Yes, another Vandy pitcher. Rocker put himself on the map during the 2019 NCAA tournament, when he struck out 19 as part of a no-hitter against Duke. In three appearances this season, he K'd 28 of the 63 batters he faced and didn't allow a single home run. Rocker has two high-grade pitches: a fastball he can elevate for whiffs and a nasty slider. He'll need to continue to work on the three C's of pitching: changeup; command; and conditioning, as he's already listed at 6-foot-5 and 250-plus pounds. Rocker has front-of-the-rotation upside all the same, and should go early on draft day.
Matt McLain, SS, UCLA
McLain was the 25th pick in the 2018 draft, but elected to attend college instead of signing with the Arizona Diamondbacks. Fair enough. After struggling in his freshman season, he moved from center field to shortstop and started 2020 on a tear: hitting .397/.422/.621 with three homers in 13 games. McLain has above-average speed and is stronger than his listed vitals (5-foot-11, 170 pounds) suggest. His bat-to-ball skills are supposed to be his top selling point, though it's worth noting he's fanned more than 20 percent of the time so far in college.
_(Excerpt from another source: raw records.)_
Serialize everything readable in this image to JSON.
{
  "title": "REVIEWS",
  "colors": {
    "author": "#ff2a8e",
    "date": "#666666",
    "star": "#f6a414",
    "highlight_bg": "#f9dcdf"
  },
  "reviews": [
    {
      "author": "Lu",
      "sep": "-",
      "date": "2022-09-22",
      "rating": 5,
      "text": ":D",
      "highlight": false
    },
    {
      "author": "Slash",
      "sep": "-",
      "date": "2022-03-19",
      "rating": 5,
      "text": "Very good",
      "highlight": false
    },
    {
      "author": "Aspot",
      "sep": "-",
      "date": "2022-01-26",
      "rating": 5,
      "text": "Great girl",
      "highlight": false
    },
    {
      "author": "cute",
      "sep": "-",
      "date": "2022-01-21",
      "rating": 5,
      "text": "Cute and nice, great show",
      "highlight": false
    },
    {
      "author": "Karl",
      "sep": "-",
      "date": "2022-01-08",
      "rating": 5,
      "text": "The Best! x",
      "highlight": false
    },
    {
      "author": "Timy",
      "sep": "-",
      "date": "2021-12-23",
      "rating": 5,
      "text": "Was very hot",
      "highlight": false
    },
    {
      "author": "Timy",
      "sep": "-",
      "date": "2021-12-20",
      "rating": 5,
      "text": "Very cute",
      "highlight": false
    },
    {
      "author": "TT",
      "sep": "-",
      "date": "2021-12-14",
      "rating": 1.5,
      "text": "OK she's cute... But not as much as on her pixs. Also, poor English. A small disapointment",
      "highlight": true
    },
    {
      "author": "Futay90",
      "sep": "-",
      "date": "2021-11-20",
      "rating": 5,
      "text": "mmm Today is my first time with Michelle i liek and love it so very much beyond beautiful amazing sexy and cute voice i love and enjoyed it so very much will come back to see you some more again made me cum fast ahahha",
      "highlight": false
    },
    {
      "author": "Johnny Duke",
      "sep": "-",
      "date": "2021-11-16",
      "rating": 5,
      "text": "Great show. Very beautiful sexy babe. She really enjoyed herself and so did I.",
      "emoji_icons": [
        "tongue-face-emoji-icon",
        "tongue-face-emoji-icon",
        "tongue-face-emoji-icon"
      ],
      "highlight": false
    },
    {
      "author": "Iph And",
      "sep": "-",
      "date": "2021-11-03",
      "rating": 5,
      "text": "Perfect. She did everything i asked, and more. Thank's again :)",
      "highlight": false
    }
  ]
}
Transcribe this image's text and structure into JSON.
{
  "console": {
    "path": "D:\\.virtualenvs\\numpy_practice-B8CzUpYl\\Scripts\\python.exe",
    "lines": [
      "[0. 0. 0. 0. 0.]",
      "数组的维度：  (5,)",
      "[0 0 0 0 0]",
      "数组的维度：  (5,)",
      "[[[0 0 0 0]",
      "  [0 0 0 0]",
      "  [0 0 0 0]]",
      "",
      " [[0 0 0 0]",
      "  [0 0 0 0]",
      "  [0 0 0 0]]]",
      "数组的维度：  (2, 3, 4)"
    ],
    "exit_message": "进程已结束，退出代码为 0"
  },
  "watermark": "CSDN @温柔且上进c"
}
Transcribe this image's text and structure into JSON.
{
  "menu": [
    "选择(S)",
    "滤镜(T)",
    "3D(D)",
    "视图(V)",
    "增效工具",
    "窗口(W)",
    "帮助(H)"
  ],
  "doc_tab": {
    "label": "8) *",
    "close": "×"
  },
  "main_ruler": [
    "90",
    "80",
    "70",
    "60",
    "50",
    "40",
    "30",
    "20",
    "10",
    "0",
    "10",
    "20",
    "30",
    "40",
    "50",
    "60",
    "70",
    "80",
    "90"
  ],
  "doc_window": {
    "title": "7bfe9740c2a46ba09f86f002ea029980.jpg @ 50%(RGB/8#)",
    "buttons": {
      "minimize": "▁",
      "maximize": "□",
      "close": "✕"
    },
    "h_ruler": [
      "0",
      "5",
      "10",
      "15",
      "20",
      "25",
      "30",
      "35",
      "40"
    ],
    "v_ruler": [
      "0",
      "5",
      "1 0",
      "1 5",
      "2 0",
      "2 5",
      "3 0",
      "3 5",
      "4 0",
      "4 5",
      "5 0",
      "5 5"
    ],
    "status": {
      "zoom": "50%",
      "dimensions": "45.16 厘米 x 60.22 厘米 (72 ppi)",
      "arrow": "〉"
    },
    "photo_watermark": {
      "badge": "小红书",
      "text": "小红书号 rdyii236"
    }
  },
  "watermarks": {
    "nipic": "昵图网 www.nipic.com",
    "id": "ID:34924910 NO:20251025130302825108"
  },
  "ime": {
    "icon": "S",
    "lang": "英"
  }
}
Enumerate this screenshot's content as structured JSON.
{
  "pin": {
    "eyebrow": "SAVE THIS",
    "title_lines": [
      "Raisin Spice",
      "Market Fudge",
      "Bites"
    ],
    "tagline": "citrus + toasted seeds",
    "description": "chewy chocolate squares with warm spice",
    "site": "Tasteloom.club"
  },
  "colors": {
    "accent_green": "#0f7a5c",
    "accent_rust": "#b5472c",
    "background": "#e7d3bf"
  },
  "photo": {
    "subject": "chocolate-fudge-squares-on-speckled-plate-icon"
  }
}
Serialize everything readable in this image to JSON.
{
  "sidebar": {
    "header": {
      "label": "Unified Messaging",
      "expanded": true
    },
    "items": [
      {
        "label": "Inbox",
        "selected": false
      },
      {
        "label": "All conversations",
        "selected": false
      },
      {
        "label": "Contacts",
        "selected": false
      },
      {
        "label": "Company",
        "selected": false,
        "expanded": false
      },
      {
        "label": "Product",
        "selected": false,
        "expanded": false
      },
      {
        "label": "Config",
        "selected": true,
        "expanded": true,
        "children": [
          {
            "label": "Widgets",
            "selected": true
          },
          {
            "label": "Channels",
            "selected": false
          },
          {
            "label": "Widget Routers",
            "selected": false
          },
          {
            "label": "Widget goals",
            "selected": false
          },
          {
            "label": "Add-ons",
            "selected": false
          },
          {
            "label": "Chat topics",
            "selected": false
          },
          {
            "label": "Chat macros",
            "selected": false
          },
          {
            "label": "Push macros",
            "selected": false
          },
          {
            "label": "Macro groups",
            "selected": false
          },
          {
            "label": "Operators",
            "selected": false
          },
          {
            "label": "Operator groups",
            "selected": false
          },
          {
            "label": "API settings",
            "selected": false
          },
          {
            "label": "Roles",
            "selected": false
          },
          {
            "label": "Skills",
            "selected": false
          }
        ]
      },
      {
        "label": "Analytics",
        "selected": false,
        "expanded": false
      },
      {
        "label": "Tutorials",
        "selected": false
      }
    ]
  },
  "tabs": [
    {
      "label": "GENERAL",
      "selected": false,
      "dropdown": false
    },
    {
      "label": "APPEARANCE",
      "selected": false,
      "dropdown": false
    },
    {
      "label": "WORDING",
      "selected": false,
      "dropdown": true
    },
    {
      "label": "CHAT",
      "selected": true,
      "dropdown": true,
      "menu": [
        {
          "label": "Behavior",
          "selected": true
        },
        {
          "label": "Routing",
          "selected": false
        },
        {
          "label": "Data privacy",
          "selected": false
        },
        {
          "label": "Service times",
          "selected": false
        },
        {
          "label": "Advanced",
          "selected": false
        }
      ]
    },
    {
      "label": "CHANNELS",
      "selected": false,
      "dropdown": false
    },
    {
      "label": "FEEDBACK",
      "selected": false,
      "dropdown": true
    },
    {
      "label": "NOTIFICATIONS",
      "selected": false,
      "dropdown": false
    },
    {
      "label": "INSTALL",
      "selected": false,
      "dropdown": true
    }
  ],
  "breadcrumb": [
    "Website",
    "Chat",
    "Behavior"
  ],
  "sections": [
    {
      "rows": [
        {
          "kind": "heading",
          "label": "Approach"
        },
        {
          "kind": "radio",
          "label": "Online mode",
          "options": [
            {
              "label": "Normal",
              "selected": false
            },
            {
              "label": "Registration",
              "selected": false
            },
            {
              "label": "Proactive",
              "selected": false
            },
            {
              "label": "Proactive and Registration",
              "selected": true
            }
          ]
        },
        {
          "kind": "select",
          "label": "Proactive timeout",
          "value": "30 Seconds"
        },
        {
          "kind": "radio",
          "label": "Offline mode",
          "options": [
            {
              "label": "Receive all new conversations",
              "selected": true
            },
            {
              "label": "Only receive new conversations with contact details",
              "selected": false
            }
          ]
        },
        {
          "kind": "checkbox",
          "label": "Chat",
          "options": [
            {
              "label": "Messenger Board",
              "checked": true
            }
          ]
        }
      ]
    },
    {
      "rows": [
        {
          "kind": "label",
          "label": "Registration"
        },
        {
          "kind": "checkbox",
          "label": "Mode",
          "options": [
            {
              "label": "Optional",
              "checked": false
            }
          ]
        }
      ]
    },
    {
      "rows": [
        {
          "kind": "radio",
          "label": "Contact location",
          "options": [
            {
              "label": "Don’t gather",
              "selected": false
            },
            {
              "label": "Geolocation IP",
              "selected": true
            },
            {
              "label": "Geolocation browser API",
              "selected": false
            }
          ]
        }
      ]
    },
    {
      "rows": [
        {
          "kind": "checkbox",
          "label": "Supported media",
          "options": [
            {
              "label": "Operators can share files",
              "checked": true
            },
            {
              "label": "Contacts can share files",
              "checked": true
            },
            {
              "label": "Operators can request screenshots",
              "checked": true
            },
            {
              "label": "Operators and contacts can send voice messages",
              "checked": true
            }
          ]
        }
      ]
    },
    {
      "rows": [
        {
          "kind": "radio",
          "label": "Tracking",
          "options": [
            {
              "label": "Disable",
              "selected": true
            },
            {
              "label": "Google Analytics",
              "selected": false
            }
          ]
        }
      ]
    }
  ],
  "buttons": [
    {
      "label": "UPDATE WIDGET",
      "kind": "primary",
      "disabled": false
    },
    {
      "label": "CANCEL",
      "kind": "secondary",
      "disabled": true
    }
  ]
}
Ultimately, his stock is tied to whether or not teams believe he'll be able to stick at shortstop. If not, he might end up at the keystone.
Adrian Del Castillo, C, Miami
The University of Miami has produced a couple of catchers selected highly in the draft over the past dozen years, in Yasmani Grandal and Zack Collins. Del Castillo has a chance to join those two as early as next summer. In his first 77 games with the Hurricanes, he's hit .336/.430/.571 with 14 home runs and more walks (43) than strikeouts (32). He'll have to continue to work on his defense, and do what he can to put a shaky performance in the Cape Cod League behind him, but catchers who can hit are always in demand.
Jaden Hill, RHP, LSU
Injury woes and the coronavirus have limited Hill to six collegiate appearances to date, which makes it fair to argue someone with more experience should take this slot. We're going with Hill anyway because the draft is a year off, providing him with enough time to move up draft boards. He's a well-built right-hander with ample arm strength and a high-grade changeup. He'll need to work on his durability and his breaking ball, but there's a lot to like here otherwise.